WHAT THIS TASK INVOLVES:
Please output each line of the data exactly as it appears.

##### INPUT DATA

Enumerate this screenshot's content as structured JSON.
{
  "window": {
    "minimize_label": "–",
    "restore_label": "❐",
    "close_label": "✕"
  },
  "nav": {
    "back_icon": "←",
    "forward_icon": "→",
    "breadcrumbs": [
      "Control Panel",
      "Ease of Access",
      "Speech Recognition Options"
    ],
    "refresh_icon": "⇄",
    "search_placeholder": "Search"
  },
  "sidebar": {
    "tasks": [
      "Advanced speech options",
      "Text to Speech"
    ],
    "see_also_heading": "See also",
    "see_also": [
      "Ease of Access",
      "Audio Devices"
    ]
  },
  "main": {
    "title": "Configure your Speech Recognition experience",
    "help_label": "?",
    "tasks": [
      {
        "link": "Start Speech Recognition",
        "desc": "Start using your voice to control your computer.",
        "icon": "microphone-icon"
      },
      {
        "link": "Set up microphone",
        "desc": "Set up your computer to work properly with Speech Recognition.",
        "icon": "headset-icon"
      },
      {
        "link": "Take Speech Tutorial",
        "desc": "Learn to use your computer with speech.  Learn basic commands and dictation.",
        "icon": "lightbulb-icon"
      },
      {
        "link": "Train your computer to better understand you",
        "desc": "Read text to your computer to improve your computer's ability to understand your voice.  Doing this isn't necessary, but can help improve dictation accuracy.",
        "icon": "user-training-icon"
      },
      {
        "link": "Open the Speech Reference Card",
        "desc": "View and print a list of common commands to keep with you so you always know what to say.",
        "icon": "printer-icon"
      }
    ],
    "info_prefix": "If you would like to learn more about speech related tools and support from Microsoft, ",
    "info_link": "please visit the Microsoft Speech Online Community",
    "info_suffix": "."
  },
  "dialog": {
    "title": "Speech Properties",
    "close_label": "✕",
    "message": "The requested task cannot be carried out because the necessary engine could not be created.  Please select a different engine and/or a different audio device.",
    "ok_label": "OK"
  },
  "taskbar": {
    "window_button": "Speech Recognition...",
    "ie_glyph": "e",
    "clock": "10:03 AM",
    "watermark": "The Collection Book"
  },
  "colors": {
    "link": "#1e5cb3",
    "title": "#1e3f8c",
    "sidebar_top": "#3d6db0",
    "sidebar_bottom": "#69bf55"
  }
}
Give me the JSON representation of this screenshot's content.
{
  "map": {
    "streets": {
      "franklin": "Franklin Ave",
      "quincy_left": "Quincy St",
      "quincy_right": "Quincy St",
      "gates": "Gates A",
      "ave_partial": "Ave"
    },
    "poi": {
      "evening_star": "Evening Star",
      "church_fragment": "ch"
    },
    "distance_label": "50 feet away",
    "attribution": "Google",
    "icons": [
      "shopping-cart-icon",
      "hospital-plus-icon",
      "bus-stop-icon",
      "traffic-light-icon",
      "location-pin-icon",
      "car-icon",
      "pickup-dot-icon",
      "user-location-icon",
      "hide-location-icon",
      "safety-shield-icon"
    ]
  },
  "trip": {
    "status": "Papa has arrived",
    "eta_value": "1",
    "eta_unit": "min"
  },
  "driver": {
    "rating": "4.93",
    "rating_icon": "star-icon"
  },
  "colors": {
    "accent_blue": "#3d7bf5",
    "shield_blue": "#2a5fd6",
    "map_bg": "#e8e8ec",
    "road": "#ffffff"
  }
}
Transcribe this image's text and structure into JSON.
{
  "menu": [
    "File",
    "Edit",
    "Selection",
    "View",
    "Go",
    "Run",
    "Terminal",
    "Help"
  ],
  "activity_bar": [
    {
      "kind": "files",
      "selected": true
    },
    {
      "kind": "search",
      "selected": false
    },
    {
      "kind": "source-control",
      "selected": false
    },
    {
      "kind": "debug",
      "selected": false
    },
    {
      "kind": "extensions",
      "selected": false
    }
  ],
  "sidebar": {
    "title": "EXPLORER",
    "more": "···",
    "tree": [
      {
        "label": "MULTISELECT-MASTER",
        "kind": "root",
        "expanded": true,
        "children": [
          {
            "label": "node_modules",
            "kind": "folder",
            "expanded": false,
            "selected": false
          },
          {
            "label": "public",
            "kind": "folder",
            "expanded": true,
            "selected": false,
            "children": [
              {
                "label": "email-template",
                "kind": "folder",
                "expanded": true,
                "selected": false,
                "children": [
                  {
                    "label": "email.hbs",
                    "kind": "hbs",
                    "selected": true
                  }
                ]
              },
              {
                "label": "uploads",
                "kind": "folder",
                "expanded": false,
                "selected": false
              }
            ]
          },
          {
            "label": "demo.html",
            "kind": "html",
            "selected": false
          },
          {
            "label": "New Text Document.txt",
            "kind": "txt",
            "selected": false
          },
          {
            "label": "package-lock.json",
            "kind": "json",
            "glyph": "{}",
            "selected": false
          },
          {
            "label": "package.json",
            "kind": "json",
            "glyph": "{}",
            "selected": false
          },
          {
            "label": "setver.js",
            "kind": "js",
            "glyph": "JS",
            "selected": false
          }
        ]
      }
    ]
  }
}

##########

SOLUTION TO THE PROBLEM:
Enumerate this screenshot's content as structured JSON.
{
  "window": {
    "minimize_label": "–",
    "restore_label": "❐",
    "close_label": "✕"
  },
  "nav": {
    "back_icon": "←",
    "forward_icon": "→",
    "breadcrumbs": [
      "Control Panel",
      "Ease of Access",
      "Speech Recognition Options"
    ],
    "refresh_icon": "⇄",
    "search_placeholder": "Search"
  },
  "sidebar": {
    "tasks": [
      "Advanced speech options",
      "Text to Speech"
    ],
    "see_also_heading": "See also",
    "see_also": [
      "Ease of Access",
      "Audio Devices"
    ]
  },
  "main": {
    "title": "Configure your Speech Recognition experience",
    "help_label": "?",
    "tasks": [
      {
        "link": "Start Speech Recognition",
        "desc": "Start using your voice to control your computer.",
        "icon": "microphone-icon"
      },
      {
        "link": "Set up microphone",
        "desc": "Set up your computer to work properly with Speech Recognition.",
        "icon": "headset-icon"
      },
      {
        "link": "Take Speech Tutorial",
        "desc": "Learn to use your computer with speech.  Learn basic commands and dictation.",
        "icon": "lightbulb-icon"
      },
      {
        "link": "Train your computer to better understand you",
        "desc": "Read text to your computer to improve your computer's ability to understand your voice.  Doing this isn't necessary, but can help improve dictation accuracy.",
        "icon": "user-training-icon"
      },
      {
        "link": "Open the Speech Reference Card",
        "desc": "View and print a list of common commands to keep with you so you always know what to say.",
        "icon": "printer-icon"
      }
    ],
    "info_prefix": "If you would like to learn more about speech related tools and support from Microsoft, ",
    "info_link": "please visit the Microsoft Speech Online Community",
    "info_suffix": "."
  },
  "dialog": {
    "title": "Speech Properties",
    "close_label": "✕",
    "message": "The requested task cannot be carried out because the necessary engine could not be created.  Please select a different engine and/or a different audio device.",
    "ok_label": "OK"
  },
  "taskbar": {
    "window_button": "Speech Recognition...",
    "ie_glyph": "e",
    "clock": "10:03 AM",
    "watermark": "The Collection Book"
  },
  "colors": {
    "link": "#1e5cb3",
    "title": "#1e3f8c",
    "sidebar_top": "#3d6db0",
    "sidebar_bottom": "#69bf55"
  }
}
Give me the JSON representation of this screenshot's content.
{
  "map": {
    "streets": {
      "franklin": "Franklin Ave",
      "quincy_left": "Quincy St",
      "quincy_right": "Quincy St",
      "gates": "Gates A",
      "ave_partial": "Ave"
    },
    "poi": {
      "evening_star": "Evening Star",
      "church_fragment": "ch"
    },
    "distance_label": "50 feet away",
    "attribution": "Google",
    "icons": [
      "shopping-cart-icon",
      "hospital-plus-icon",
      "bus-stop-icon",
      "traffic-light-icon",
      "location-pin-icon",
      "car-icon",
      "pickup-dot-icon",
      "user-location-icon",
      "hide-location-icon",
      "safety-shield-icon"
    ]
  },
  "trip": {
    "status": "Papa has arrived",
    "eta_value": "1",
    "eta_unit": "min"
  },
  "driver": {
    "rating": "4.93",
    "rating_icon": "star-icon"
  },
  "colors": {
    "accent_blue": "#3d7bf5",
    "shield_blue": "#2a5fd6",
    "map_bg": "#e8e8ec",
    "road": "#ffffff"
  }
}
Transcribe this image's text and structure into JSON.
{
  "menu": [
    "File",
    "Edit",
    "Selection",
    "View",
    "Go",
    "Run",
    "Terminal",
    "Help"
  ],
  "activity_bar": [
    {
      "kind": "files",
      "selected": true
    },
    {
      "kind": "search",
      "selected": false
    },
    {
      "kind": "source-control",
      "selected": false
    },
    {
      "kind": "debug",
      "selected": false
    },
    {
      "kind": "extensions",
      "selected": false
    }
  ],
  "sidebar": {
    "title": "EXPLORER",
    "more": "···",
    "tree": [
      {
        "label": "MULTISELECT-MASTER",
        "kind": "root",
        "expanded": true,
        "children": [
          {
            "label": "node_modules",
            "kind": "folder",
            "expanded": false,
            "selected": false
          },
          {
            "label": "public",
            "kind": "folder",
            "expanded": true,
            "selected": false,
            "children": [
              {
                "label": "email-template",
                "kind": "folder",
                "expanded": true,
                "selected": false,
                "children": [
                  {
                    "label": "email.hbs",
                    "kind": "hbs",
                    "selected": true
                  }
                ]
              },
              {
                "label": "uploads",
                "kind": "folder",
                "expanded": false,
                "selected": false
              }
            ]
          },
          {
            "label": "demo.html",
            "kind": "html",
            "selected": false
          },
          {
            "label": "New Text Document.txt",
            "kind": "txt",
            "selected": false
          },
          {
            "label": "package-lock.json",
            "kind": "json",
            "glyph": "{}",
            "selected": false
          },
          {
            "label": "package.json",
            "kind": "json",
            "glyph": "{}",
            "selected": false
          },
          {
            "label": "setver.js",
            "kind": "js",
            "glyph": "JS",
            "selected": false
          }
        ]
      }
    ]
  }
}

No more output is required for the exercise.